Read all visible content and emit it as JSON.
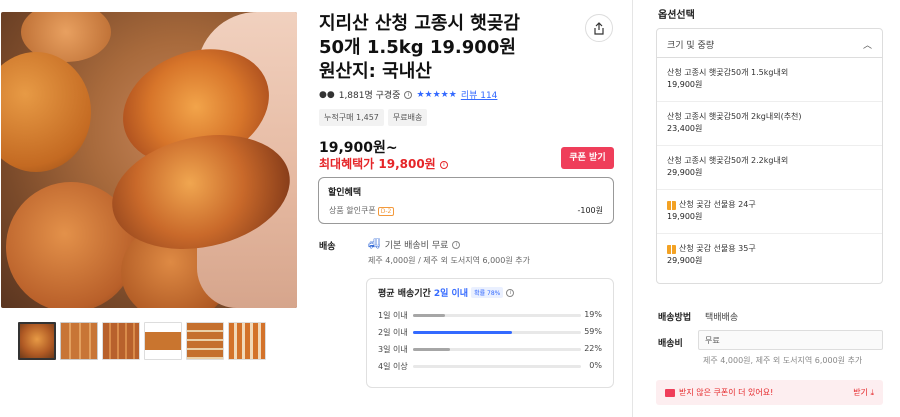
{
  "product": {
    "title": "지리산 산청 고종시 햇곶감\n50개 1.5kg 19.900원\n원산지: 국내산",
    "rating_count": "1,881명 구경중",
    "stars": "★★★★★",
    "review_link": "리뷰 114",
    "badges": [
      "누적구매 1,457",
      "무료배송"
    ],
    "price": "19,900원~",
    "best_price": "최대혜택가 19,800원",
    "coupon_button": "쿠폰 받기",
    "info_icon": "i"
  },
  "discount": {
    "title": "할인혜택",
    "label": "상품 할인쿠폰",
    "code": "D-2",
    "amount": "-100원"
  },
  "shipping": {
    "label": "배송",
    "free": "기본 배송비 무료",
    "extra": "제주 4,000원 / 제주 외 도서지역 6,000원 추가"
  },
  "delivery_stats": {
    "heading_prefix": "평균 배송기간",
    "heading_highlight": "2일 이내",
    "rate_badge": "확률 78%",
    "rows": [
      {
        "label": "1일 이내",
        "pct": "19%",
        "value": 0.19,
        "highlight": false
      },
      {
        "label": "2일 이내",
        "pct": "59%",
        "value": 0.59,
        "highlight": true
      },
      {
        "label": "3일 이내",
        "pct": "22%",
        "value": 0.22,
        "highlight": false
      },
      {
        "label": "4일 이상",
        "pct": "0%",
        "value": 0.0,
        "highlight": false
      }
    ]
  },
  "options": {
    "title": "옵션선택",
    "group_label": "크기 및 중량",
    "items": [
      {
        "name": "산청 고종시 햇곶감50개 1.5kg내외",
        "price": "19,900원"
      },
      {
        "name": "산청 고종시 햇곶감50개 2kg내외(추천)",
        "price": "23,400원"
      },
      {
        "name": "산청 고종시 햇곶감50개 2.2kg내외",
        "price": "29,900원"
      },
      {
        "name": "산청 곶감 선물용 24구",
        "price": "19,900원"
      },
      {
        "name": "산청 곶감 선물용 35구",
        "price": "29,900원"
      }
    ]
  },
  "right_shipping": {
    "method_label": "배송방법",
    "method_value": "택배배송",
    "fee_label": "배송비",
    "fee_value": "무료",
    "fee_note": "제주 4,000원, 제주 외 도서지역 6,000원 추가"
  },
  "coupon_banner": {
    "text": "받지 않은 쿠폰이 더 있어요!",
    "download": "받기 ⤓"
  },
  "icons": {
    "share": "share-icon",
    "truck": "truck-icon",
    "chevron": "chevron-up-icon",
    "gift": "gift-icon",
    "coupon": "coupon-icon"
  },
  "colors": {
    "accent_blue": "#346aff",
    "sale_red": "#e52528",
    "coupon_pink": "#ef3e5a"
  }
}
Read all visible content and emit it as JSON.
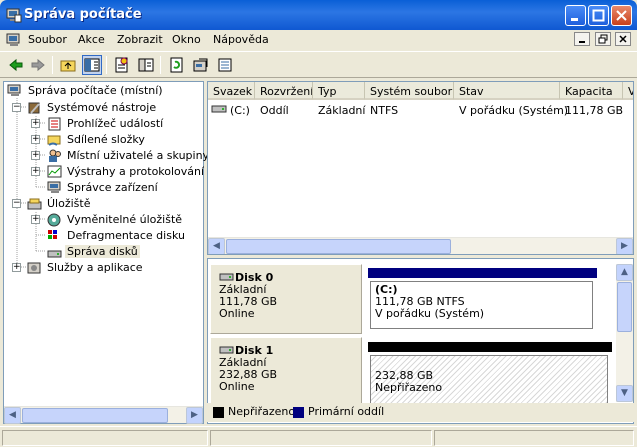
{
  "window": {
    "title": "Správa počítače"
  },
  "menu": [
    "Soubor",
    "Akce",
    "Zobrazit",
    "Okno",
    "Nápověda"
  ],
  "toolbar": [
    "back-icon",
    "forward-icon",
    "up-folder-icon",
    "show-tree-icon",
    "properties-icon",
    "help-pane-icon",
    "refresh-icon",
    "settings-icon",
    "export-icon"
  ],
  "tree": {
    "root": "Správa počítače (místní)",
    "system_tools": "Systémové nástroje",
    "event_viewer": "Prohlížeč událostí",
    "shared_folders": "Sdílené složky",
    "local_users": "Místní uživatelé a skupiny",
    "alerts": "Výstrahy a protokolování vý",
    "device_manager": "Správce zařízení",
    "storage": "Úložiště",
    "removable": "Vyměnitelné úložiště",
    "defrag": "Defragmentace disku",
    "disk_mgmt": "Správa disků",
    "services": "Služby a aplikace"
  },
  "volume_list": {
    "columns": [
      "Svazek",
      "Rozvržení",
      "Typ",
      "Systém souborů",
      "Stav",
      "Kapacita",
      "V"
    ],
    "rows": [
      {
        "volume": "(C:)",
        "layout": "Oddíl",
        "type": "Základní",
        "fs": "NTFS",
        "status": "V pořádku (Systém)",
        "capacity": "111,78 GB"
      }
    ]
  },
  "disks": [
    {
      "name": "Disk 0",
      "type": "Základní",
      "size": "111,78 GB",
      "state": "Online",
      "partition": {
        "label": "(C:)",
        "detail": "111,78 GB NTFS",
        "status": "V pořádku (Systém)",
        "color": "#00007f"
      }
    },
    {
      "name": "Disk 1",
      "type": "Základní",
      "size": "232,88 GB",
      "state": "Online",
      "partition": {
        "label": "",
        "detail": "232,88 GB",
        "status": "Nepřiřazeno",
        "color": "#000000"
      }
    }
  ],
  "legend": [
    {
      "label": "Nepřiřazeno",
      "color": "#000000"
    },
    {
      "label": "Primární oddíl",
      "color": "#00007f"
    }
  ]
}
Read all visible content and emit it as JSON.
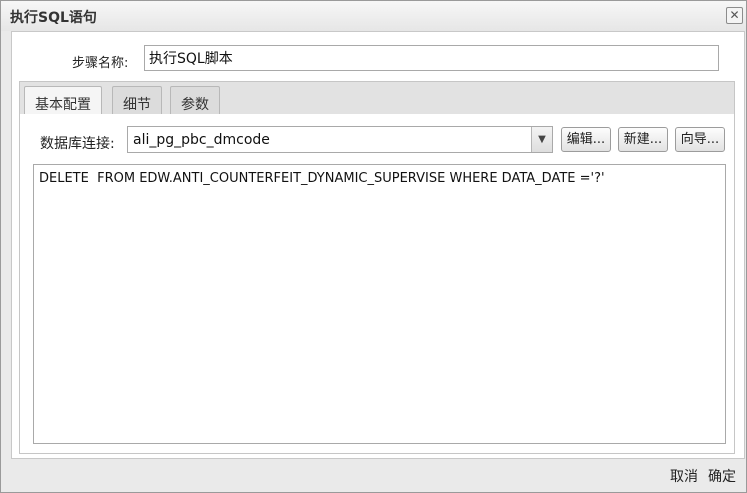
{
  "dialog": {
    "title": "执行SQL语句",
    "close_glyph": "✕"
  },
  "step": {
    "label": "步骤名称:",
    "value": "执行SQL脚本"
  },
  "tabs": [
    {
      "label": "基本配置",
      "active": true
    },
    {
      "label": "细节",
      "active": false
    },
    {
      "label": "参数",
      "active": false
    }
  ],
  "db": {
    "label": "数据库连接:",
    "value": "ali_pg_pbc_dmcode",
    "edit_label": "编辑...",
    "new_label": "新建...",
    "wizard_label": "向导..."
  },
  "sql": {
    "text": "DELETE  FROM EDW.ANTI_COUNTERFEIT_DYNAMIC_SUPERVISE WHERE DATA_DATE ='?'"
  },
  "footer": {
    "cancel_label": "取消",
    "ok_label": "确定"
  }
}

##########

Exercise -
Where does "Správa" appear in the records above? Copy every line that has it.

Response for this exercise -
    "title": "Správa počítače"
    "root": "Správa počítače (místní)",
    "disk_mgmt": "Správa disků",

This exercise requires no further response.